This mature action game spreads a healthy mix of holiday cheer and macabre horror in a game that's perfect for older gamers, and the extra content boosts the humor and chills. It's been 16 years since Capcom first introduced gamers to the little town of Willamette, its pesky infestation of the undead, and the man caught in the middle of it all, Frank West. Now, more than a decade and a half later, he's headed back to where it all began, a little tougher, a little wiser, and a whole lot more fun. One of the things that made the first Dead Rising such a hit was its insane mix of dramatic horror and off-the-wall slapstick humor. With each subsequent entry in the franchise, though, the games got darker and more serious, losing a lot of the laughs that gave the original its charm. Dead Rising 4: Frank's Big Package goes back to its roots, not only with its star and setting but with its deft blending of humor, horror, chuckles, and carnage. One minute you're fighting for your life by chopping your way through a swarm of zombies, and the next you're stopping long enough to get a few quick selfies with your photogenic foes.
Dead Rising 4: Frank's Big Package isn't just a rehash of everything from the first game. In fact, in an odd twist, it's what it has dropped from the previous games that makes it a better experience overall. In previous games, there was always a fixed amount of time to get things done, a deadline hanging over the head of the player that was a source of artificial tension and very real frustration. Dead Rising 4 nixes this, giving players more of an opportunity to make the most of the game's open-world environment. Fighting against the series' signature psychopaths and rescuing civilians trapped among the zombies has also taken a bit of a step down in priority, more like optional side quests than any essential story element. Admittedly, this sort of makes those encounters feel more like pointless filler, but it's still fun to take a break from smashing undead and throw down against sadistic Santas and the like. What's great about this expanded edition of the game are the included DLC extras, like playing a zombified version of mini-golf, as well as an epilogue of the campaign where Frank takes to the streets as an undead journalist, taking on targets with his undead powers. But the clear standout comes from the Capcom Heroes mode, where Frank gets the chance to step into the fireball throwing shoes of Ryu and Akuma, the blaster wielding boots of Mega Man, or even the paws of Amaterasu from Okami. Giving players a new tongue-in-cheek way of destroying zombies just adds a ton of replayability and fun to the gameplay.
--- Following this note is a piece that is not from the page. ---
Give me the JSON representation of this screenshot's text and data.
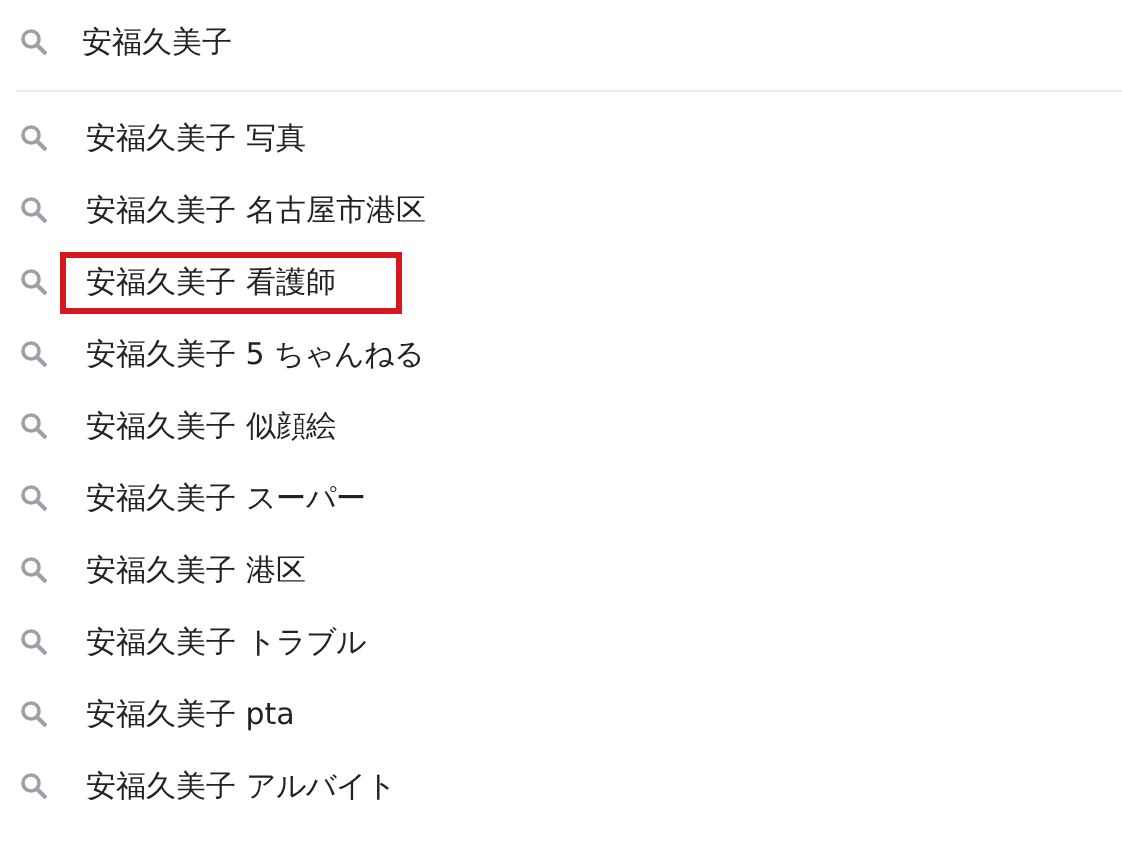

Overall, Dead Rising 4: Frank's Big Package feels like a near-perfect bookend to the Dead Rising series and a weirdly satisfying holiday experience that's only slightly less violent than some actual Black Friday shopping events.
Talk to Your Kids About ...
Families can talk about violence in video games. Does Dead Rising 4: Frank Big's Package's over-the-top arsenal of weapons make a bigger impact? How does the realism of the violence balance against the fiction of the zombies when it comes to that impact?
Talk about disaster preparedness. While we may never face a zombie outbreak, what are some steps to take if you're ever caught in a disaster situation?
- Platforms: Xbox One, PlayStation 4, Windows
- Pricing structure: Paid
- Available online?: Available online
- Publisher: Capcom
- Release date: December 6, 2016
- Genre: Survival Horror
- Topics: Adventures, Holidays, Monsters, Ghosts, and Vampires
- ESRB rating: M for Blood and Gore, Intense Violence, Strong Language
- Last updated: August 7, 2022
Our Editors Recommend
Hide and Shriek
Mischievous, scary fun leaves players wanting more.
Ghostbusters: The Video Game Remastered
For supernatural fun and action, who you gonna call?
7 Days to Die
Clunky survival sandbox-style game with unmoderated play.
For kids who love action
Common Sense Media's unbiased ratings are created by expert reviewers and aren't influenced by the product's creators or by any of our funders, affiliates, or partners.See how we rate